(Data excerpts)
┌──

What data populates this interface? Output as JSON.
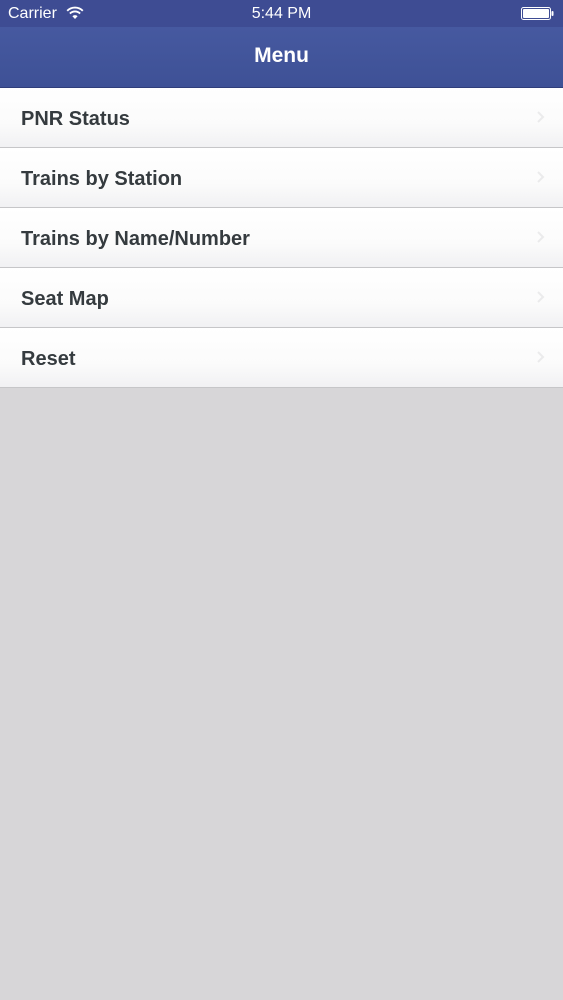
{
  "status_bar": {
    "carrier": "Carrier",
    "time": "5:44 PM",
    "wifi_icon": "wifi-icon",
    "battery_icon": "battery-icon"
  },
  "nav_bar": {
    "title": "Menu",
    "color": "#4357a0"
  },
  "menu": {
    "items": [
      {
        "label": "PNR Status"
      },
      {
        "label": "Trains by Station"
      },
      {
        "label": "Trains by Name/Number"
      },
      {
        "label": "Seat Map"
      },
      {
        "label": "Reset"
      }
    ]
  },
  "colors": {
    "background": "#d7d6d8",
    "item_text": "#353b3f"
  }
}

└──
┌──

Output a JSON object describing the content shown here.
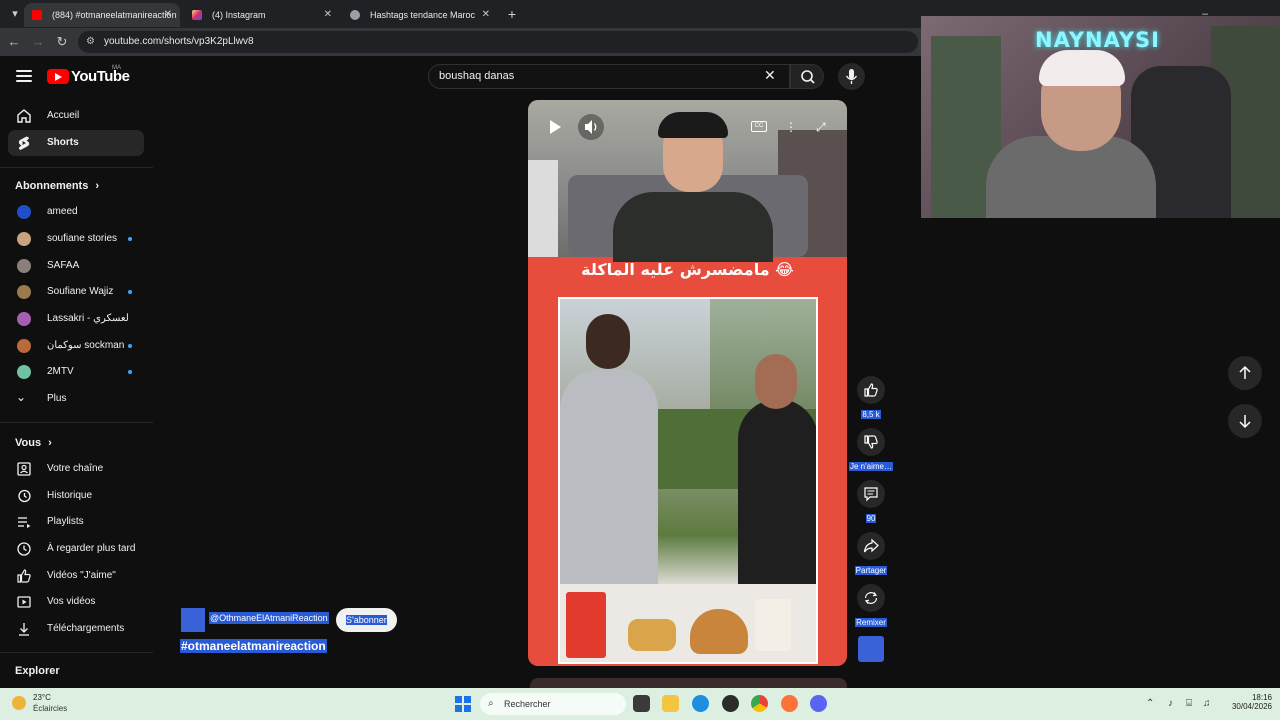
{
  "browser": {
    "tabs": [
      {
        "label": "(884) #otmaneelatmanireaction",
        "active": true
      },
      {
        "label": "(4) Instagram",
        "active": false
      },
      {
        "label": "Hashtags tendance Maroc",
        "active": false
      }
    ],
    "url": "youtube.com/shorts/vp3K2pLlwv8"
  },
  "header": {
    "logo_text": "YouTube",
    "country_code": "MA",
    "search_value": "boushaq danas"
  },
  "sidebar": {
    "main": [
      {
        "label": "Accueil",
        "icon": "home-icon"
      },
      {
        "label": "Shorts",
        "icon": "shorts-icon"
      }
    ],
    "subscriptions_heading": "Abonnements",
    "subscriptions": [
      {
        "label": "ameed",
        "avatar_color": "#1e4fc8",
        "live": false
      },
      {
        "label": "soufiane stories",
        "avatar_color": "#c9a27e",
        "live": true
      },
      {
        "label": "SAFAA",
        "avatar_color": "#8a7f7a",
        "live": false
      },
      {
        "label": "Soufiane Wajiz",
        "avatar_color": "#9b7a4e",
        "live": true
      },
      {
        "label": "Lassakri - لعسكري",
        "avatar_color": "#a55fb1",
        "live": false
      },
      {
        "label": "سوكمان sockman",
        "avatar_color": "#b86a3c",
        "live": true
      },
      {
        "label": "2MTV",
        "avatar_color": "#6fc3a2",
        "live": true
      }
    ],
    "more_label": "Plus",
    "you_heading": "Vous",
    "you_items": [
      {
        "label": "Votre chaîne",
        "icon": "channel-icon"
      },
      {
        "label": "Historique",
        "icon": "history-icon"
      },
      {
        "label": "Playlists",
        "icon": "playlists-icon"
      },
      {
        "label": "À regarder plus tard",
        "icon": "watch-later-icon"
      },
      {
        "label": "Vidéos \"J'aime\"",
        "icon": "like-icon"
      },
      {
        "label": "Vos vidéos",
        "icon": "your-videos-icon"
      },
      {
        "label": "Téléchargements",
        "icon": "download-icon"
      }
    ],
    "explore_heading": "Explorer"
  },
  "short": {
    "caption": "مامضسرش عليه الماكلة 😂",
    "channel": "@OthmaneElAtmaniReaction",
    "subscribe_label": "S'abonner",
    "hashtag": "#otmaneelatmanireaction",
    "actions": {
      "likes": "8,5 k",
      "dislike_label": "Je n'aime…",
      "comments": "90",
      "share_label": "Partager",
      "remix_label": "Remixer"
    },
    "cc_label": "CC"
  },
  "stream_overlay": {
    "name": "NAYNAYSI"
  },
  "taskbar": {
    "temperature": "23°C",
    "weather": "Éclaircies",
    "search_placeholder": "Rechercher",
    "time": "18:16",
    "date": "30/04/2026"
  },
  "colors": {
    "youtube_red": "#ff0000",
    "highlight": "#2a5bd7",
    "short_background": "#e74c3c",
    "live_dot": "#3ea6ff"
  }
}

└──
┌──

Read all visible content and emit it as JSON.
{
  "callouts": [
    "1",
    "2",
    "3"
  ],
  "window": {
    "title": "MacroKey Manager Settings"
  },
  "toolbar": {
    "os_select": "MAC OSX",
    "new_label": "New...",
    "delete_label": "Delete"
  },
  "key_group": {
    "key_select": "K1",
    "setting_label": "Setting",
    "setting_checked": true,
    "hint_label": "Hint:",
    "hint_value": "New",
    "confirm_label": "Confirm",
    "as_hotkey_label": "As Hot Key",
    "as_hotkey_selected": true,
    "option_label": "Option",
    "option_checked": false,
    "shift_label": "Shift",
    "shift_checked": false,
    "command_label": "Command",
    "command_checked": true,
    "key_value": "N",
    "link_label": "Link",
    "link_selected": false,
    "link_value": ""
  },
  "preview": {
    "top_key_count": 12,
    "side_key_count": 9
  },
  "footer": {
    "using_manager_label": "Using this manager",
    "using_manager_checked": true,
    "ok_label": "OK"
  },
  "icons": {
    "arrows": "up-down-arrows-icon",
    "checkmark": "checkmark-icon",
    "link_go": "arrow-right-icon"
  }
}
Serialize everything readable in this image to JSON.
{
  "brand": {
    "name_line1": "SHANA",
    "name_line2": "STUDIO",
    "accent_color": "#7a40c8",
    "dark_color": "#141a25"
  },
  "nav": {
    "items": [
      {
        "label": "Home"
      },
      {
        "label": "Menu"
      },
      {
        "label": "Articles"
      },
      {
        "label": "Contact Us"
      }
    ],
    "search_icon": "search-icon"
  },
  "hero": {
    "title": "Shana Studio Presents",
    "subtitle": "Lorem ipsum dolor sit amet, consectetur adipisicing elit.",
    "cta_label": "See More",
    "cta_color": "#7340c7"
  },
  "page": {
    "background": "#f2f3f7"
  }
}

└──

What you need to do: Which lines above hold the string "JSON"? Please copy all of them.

Solution for this problem:
What data populates this interface? Output as JSON.
Output a JSON object describing the content shown here.
Read all visible content and emit it as JSON.
Serialize everything readable in this image to JSON.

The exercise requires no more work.